(EXERCISE INPUTS Opens)
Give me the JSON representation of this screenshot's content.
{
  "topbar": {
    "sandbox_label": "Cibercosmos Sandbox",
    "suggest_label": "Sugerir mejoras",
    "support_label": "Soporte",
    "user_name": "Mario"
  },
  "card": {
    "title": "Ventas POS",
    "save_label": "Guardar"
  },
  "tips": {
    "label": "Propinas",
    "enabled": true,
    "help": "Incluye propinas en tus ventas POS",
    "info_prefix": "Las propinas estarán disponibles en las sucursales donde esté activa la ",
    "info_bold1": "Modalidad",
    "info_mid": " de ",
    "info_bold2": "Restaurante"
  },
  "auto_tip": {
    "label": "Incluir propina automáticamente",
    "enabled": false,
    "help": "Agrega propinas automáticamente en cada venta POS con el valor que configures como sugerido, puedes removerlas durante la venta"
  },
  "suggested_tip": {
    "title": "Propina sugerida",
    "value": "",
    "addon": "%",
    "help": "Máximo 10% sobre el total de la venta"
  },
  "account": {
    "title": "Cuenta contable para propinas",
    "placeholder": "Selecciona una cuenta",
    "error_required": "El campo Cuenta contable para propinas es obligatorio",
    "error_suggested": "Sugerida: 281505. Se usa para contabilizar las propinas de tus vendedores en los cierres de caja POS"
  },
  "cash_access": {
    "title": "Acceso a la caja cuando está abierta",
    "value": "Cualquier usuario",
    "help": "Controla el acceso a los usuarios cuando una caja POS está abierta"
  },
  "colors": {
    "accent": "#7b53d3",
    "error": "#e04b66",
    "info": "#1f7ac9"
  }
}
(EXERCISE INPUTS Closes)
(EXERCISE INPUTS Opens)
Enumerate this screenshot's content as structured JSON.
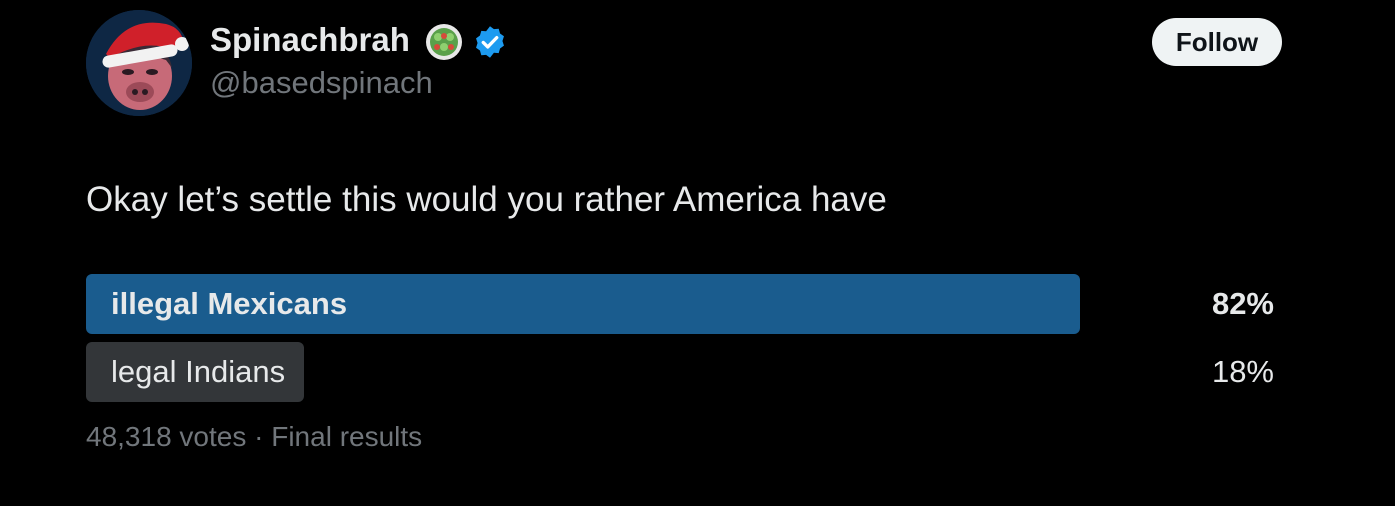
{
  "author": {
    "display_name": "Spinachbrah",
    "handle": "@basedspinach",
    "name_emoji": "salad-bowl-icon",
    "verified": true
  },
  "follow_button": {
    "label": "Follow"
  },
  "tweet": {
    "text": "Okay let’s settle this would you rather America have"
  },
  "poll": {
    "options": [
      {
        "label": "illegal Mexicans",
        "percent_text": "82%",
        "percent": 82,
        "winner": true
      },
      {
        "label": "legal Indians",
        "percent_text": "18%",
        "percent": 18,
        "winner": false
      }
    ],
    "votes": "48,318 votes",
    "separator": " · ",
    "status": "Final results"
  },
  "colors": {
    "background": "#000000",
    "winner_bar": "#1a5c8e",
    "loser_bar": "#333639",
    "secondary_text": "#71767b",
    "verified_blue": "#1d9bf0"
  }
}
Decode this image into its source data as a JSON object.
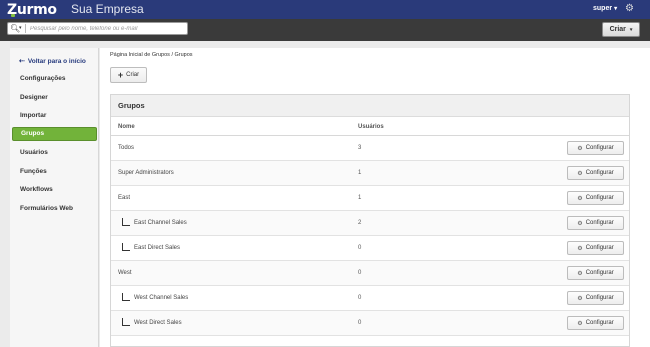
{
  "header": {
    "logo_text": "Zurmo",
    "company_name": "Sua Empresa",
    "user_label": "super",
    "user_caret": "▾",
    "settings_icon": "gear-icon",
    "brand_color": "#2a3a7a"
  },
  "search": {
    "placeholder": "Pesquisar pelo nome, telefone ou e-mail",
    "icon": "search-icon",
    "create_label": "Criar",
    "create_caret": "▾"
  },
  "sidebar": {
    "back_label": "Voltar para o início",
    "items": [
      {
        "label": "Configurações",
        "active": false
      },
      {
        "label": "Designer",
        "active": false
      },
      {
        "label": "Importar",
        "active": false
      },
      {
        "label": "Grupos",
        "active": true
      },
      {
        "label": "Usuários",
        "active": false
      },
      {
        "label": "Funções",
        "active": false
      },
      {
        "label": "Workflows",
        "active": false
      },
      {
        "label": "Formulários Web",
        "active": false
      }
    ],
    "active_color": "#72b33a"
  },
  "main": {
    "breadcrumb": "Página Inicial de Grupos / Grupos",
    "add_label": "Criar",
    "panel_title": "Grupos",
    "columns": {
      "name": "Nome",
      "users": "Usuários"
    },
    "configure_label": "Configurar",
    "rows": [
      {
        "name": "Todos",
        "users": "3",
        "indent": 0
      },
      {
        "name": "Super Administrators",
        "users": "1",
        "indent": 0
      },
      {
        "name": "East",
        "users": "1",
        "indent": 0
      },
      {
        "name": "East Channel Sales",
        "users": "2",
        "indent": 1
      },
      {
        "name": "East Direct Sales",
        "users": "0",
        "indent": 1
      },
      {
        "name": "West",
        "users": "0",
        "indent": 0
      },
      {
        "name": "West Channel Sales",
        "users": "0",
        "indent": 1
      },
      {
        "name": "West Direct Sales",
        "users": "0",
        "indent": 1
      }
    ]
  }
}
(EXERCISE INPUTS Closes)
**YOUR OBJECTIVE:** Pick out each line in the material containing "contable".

**OUTPUT OF THE TASK:**
    "title": "Cuenta contable para propinas",
    "error_required": "El campo Cuenta contable para propinas es obligatorio",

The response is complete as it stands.